··· RECORDED INFORMATION

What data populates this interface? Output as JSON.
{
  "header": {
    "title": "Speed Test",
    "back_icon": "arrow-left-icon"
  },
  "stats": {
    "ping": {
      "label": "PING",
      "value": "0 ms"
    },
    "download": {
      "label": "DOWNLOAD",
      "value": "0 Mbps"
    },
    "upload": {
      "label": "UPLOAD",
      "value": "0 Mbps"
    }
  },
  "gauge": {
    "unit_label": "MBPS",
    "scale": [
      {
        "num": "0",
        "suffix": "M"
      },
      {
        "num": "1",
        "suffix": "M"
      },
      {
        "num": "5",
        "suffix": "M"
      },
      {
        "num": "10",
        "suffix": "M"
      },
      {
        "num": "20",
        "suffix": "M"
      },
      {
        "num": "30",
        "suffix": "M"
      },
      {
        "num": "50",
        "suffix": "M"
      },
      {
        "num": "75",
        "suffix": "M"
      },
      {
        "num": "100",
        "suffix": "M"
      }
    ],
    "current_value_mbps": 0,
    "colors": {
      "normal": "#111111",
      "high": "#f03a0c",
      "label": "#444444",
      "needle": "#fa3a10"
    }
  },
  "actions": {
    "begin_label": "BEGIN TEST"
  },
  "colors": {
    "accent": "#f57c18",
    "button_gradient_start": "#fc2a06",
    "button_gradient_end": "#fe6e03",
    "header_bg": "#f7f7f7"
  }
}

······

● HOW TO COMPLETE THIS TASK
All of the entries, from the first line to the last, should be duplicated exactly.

● SOLUTION FOR THIS TASK
What data populates this interface? Output as JSON.
{
  "header": {
    "title": "Speed Test",
    "back_icon": "arrow-left-icon"
  },
  "stats": {
    "ping": {
      "label": "PING",
      "value": "0 ms"
    },
    "download": {
      "label": "DOWNLOAD",
      "value": "0 Mbps"
    },
    "upload": {
      "label": "UPLOAD",
      "value": "0 Mbps"
    }
  },
  "gauge": {
    "unit_label": "MBPS",
    "scale": [
      {
        "num": "0",
        "suffix": "M"
      },
      {
        "num": "1",
        "suffix": "M"
      },
      {
        "num": "5",
        "suffix": "M"
      },
      {
        "num": "10",
        "suffix": "M"
      },
      {
        "num": "20",
        "suffix": "M"
      },
      {
        "num": "30",
        "suffix": "M"
      },
      {
        "num": "50",
        "suffix": "M"
      },
      {
        "num": "75",
        "suffix": "M"
      },
      {
        "num": "100",
        "suffix": "M"
      }
    ],
    "current_value_mbps": 0,
    "colors": {
      "normal": "#111111",
      "high": "#f03a0c",
      "label": "#444444",
      "needle": "#fa3a10"
    }
  },
  "actions": {
    "begin_label": "BEGIN TEST"
  },
  "colors": {
    "accent": "#f57c18",
    "button_gradient_start": "#fc2a06",
    "button_gradient_end": "#fe6e03",
    "header_bg": "#f7f7f7"
  }
}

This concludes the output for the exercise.